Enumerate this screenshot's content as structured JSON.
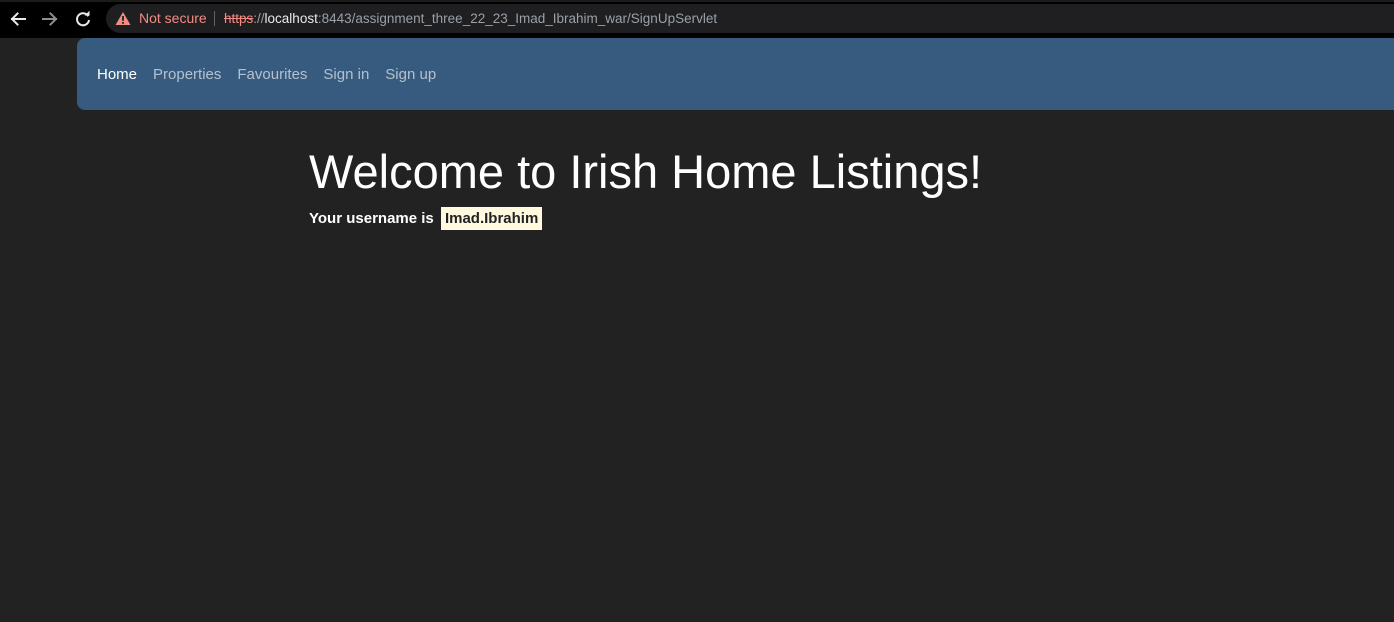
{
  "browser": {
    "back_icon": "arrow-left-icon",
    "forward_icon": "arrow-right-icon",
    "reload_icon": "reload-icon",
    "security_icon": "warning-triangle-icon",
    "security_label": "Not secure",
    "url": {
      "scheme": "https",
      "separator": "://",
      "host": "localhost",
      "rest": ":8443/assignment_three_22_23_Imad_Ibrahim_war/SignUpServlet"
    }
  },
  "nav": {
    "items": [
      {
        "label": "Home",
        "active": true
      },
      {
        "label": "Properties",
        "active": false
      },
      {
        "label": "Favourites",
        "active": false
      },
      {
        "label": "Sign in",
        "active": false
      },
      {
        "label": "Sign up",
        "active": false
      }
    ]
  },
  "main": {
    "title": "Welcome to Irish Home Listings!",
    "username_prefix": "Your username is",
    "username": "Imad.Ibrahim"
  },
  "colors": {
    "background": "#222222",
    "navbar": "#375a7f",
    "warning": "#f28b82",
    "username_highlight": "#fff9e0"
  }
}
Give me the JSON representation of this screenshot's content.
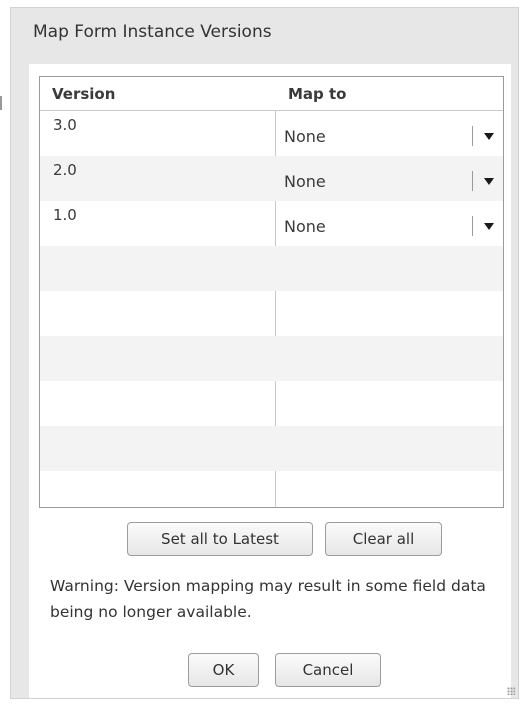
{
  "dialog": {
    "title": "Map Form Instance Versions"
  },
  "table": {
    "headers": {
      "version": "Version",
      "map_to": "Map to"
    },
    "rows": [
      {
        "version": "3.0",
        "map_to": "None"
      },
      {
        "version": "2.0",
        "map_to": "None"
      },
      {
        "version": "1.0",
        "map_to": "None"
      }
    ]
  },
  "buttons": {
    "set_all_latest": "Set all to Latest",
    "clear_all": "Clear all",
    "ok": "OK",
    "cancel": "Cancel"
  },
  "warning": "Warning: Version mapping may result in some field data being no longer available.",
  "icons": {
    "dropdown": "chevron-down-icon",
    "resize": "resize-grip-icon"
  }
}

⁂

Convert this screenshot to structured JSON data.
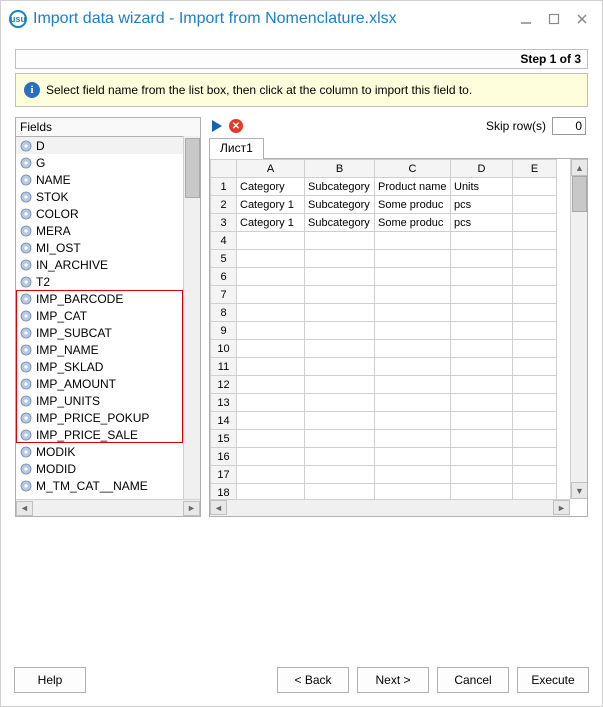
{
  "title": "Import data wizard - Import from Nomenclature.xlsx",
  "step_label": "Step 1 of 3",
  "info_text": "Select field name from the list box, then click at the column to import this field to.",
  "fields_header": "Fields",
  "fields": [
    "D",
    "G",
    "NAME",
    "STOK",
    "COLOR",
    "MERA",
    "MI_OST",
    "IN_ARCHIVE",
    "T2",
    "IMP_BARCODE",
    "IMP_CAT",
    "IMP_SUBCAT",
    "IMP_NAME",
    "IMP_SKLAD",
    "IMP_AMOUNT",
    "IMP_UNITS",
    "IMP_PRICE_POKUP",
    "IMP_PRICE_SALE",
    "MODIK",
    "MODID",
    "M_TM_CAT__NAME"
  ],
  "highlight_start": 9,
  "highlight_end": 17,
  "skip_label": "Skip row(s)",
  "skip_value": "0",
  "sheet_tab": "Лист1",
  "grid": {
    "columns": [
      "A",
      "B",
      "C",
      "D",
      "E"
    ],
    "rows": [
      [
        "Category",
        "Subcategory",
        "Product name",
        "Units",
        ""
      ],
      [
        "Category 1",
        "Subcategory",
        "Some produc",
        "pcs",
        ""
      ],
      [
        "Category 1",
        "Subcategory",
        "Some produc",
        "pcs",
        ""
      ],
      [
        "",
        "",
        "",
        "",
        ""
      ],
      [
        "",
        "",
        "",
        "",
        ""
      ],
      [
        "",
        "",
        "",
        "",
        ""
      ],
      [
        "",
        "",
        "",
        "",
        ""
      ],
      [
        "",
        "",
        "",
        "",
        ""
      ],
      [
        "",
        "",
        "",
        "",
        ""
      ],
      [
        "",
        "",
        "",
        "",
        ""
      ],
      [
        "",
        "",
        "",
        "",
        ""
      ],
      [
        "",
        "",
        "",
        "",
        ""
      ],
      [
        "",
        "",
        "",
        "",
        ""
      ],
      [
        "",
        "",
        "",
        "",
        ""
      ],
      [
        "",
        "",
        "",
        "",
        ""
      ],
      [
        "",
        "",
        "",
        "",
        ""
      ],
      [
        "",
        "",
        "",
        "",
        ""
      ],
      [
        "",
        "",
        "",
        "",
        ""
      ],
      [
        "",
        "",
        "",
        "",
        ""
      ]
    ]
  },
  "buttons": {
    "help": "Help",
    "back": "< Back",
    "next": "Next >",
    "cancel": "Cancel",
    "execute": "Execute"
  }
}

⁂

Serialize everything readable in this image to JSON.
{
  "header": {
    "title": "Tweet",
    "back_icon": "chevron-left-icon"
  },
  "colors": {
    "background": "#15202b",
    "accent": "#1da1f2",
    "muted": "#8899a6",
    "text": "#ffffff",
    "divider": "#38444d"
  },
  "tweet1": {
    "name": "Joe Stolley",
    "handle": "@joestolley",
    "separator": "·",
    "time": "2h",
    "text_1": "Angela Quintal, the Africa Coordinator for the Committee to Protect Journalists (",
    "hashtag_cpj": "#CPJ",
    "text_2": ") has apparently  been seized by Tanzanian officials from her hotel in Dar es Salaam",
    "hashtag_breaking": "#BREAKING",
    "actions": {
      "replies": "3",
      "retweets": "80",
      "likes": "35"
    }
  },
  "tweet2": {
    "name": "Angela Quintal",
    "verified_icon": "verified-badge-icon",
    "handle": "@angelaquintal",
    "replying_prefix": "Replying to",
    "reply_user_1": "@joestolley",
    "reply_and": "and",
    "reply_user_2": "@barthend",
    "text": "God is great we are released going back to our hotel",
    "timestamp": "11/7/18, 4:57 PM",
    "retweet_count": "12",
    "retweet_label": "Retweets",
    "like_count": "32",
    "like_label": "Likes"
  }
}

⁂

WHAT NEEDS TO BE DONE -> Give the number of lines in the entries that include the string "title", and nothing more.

SOLUTION TO THIS PROBLEM -> 4